EXERCISE BRIEF: Make an exact copy of each entry, leaving out every picture.

====== DATA SUPPLIED ======

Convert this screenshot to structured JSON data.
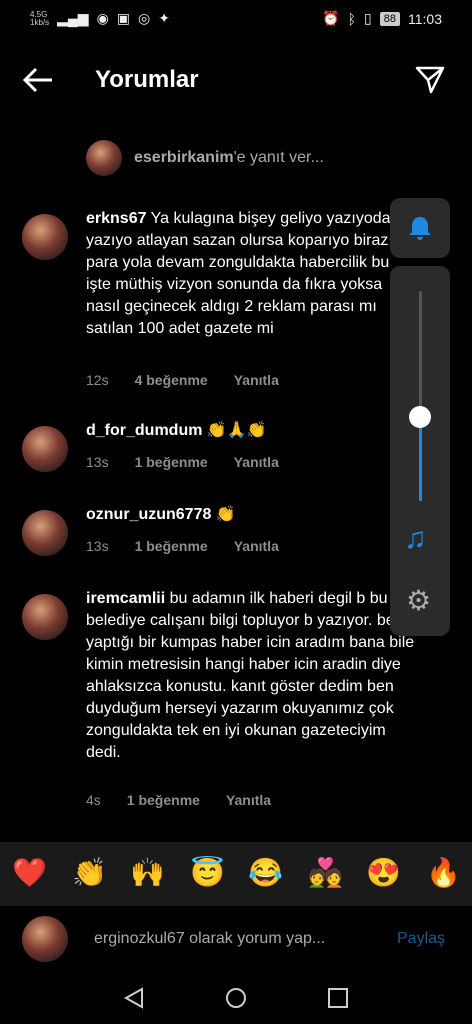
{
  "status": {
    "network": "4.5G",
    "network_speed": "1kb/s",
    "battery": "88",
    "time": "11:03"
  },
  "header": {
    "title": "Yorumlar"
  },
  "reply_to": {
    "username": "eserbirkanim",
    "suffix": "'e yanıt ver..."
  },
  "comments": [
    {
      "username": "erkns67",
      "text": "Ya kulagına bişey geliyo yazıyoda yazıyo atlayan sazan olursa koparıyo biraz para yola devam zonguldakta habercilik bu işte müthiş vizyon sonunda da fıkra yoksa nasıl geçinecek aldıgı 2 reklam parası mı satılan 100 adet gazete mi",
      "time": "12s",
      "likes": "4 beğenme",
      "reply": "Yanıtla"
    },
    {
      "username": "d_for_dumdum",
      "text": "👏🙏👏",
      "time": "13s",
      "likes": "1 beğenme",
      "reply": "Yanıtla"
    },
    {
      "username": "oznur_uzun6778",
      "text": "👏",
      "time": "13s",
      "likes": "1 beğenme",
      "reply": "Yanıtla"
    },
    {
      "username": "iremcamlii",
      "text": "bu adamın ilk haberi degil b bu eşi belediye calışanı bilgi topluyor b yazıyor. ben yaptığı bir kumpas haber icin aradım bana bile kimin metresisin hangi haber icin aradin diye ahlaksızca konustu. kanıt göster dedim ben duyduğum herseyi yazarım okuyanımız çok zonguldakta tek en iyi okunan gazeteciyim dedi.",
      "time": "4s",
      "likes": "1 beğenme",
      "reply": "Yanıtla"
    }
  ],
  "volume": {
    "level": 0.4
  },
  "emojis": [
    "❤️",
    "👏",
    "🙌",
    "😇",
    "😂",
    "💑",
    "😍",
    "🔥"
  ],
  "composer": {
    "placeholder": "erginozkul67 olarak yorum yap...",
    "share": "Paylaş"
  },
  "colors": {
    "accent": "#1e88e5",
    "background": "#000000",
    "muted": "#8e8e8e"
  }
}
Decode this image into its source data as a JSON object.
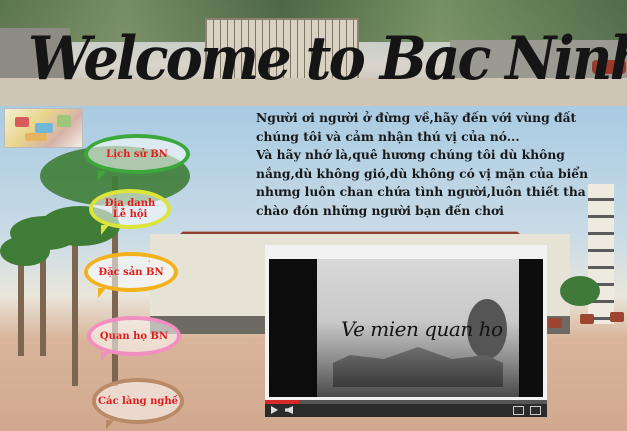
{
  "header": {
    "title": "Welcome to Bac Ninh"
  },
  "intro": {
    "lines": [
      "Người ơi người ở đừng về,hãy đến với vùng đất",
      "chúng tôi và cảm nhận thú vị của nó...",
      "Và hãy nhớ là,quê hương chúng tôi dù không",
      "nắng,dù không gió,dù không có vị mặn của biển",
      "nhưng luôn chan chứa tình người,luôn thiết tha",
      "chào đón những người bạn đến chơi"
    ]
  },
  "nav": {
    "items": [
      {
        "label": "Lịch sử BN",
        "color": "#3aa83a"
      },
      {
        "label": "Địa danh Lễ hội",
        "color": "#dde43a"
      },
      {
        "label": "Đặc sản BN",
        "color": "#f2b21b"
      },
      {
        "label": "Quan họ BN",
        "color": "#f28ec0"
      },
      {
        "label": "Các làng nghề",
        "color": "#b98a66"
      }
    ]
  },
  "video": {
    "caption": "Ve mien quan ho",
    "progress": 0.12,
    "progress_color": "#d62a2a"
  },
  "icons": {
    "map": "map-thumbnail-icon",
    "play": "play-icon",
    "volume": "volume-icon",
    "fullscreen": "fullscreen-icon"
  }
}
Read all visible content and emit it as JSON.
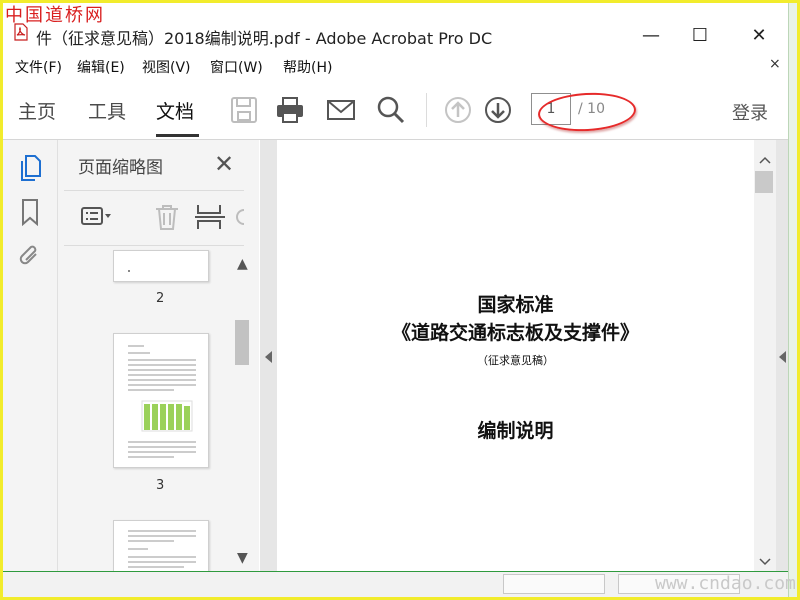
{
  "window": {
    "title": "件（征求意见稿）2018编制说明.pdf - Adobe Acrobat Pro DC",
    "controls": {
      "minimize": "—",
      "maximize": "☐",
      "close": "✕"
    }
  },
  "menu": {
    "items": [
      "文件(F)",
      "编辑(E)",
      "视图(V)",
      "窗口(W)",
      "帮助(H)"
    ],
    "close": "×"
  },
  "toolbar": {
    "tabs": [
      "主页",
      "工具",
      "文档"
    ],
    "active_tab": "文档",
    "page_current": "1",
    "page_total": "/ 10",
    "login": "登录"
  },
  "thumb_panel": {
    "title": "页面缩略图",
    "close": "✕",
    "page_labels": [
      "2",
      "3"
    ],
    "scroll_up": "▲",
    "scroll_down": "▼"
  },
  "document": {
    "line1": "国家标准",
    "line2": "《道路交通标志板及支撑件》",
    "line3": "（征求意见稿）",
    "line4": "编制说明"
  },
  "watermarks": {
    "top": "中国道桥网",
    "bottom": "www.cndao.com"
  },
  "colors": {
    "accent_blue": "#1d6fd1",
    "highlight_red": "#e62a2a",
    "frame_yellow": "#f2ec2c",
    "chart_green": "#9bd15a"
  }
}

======

SOLUTION TO THE EXERCISE:
Convert this screenshot to structured JSON data.
{
  "status": {
    "network": "4.5G",
    "network_speed": "1kb/s",
    "battery": "88",
    "time": "11:03"
  },
  "header": {
    "title": "Yorumlar"
  },
  "reply_to": {
    "username": "eserbirkanim",
    "suffix": "'e yanıt ver..."
  },
  "comments": [
    {
      "username": "erkns67",
      "text": "Ya kulagına bişey geliyo yazıyoda yazıyo atlayan sazan olursa koparıyo biraz para yola devam zonguldakta habercilik bu işte müthiş vizyon sonunda da fıkra yoksa nasıl geçinecek aldıgı 2 reklam parası mı satılan 100 adet gazete mi",
      "time": "12s",
      "likes": "4 beğenme",
      "reply": "Yanıtla"
    },
    {
      "username": "d_for_dumdum",
      "text": "👏🙏👏",
      "time": "13s",
      "likes": "1 beğenme",
      "reply": "Yanıtla"
    },
    {
      "username": "oznur_uzun6778",
      "text": "👏",
      "time": "13s",
      "likes": "1 beğenme",
      "reply": "Yanıtla"
    },
    {
      "username": "iremcamlii",
      "text": "bu adamın ilk haberi degil b bu eşi belediye calışanı bilgi topluyor b yazıyor. ben yaptığı bir kumpas haber icin aradım bana bile kimin metresisin hangi haber icin aradin diye ahlaksızca konustu. kanıt göster dedim ben duyduğum herseyi yazarım okuyanımız çok zonguldakta tek en iyi okunan gazeteciyim dedi.",
      "time": "4s",
      "likes": "1 beğenme",
      "reply": "Yanıtla"
    }
  ],
  "volume": {
    "level": 0.4
  },
  "emojis": [
    "❤️",
    "👏",
    "🙌",
    "😇",
    "😂",
    "💑",
    "😍",
    "🔥"
  ],
  "composer": {
    "placeholder": "erginozkul67 olarak yorum yap...",
    "share": "Paylaş"
  },
  "colors": {
    "accent": "#1e88e5",
    "background": "#000000",
    "muted": "#8e8e8e"
  }
}
Decode this image into its source data as a JSON object.
{
  "header": {
    "title": "Welcome to Bac Ninh"
  },
  "intro": {
    "lines": [
      "Người ơi người ở đừng về,hãy đến với vùng đất",
      "chúng tôi và cảm nhận thú vị của nó...",
      "Và hãy nhớ là,quê hương chúng tôi dù không",
      "nắng,dù không gió,dù không có vị mặn của biển",
      "nhưng luôn chan chứa tình người,luôn thiết tha",
      "chào đón những người bạn đến chơi"
    ]
  },
  "nav": {
    "items": [
      {
        "label": "Lịch sử BN",
        "color": "#3aa83a"
      },
      {
        "label": "Địa danh Lễ hội",
        "color": "#dde43a"
      },
      {
        "label": "Đặc sản BN",
        "color": "#f2b21b"
      },
      {
        "label": "Quan họ BN",
        "color": "#f28ec0"
      },
      {
        "label": "Các làng nghề",
        "color": "#b98a66"
      }
    ]
  },
  "video": {
    "caption": "Ve mien quan ho",
    "progress": 0.12,
    "progress_color": "#d62a2a"
  },
  "icons": {
    "map": "map-thumbnail-icon",
    "play": "play-icon",
    "volume": "volume-icon",
    "fullscreen": "fullscreen-icon"
  }
}
Read all visible content and emit it as JSON.
{
  "window": {
    "title": "件（征求意见稿）2018编制说明.pdf - Adobe Acrobat Pro DC",
    "controls": {
      "minimize": "—",
      "maximize": "☐",
      "close": "✕"
    }
  },
  "menu": {
    "items": [
      "文件(F)",
      "编辑(E)",
      "视图(V)",
      "窗口(W)",
      "帮助(H)"
    ],
    "close": "×"
  },
  "toolbar": {
    "tabs": [
      "主页",
      "工具",
      "文档"
    ],
    "active_tab": "文档",
    "page_current": "1",
    "page_total": "/ 10",
    "login": "登录"
  },
  "thumb_panel": {
    "title": "页面缩略图",
    "close": "✕",
    "page_labels": [
      "2",
      "3"
    ],
    "scroll_up": "▲",
    "scroll_down": "▼"
  },
  "document": {
    "line1": "国家标准",
    "line2": "《道路交通标志板及支撑件》",
    "line3": "（征求意见稿）",
    "line4": "编制说明"
  },
  "watermarks": {
    "top": "中国道桥网",
    "bottom": "www.cndao.com"
  },
  "colors": {
    "accent_blue": "#1d6fd1",
    "highlight_red": "#e62a2a",
    "frame_yellow": "#f2ec2c",
    "chart_green": "#9bd15a"
  }
}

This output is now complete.